● **THE DATA**
-- -- --

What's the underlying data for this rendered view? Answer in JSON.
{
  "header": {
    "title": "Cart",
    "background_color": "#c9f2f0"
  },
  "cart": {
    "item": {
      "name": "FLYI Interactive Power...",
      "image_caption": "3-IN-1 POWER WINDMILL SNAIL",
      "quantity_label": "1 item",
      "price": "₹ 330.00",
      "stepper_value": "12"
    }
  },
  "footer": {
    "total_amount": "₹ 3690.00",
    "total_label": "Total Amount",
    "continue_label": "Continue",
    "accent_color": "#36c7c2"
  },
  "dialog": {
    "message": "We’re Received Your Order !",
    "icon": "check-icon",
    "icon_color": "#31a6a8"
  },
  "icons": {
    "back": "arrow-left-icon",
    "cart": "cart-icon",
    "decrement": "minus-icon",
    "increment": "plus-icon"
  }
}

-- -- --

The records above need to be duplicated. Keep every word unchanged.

● **REPLY**
What's the underlying data for this rendered view? Answer in JSON.
{
  "header": {
    "title": "Cart",
    "background_color": "#c9f2f0"
  },
  "cart": {
    "item": {
      "name": "FLYI Interactive Power...",
      "image_caption": "3-IN-1 POWER WINDMILL SNAIL",
      "quantity_label": "1 item",
      "price": "₹ 330.00",
      "stepper_value": "12"
    }
  },
  "footer": {
    "total_amount": "₹ 3690.00",
    "total_label": "Total Amount",
    "continue_label": "Continue",
    "accent_color": "#36c7c2"
  },
  "dialog": {
    "message": "We’re Received Your Order !",
    "icon": "check-icon",
    "icon_color": "#31a6a8"
  },
  "icons": {
    "back": "arrow-left-icon",
    "cart": "cart-icon",
    "decrement": "minus-icon",
    "increment": "plus-icon"
  }
}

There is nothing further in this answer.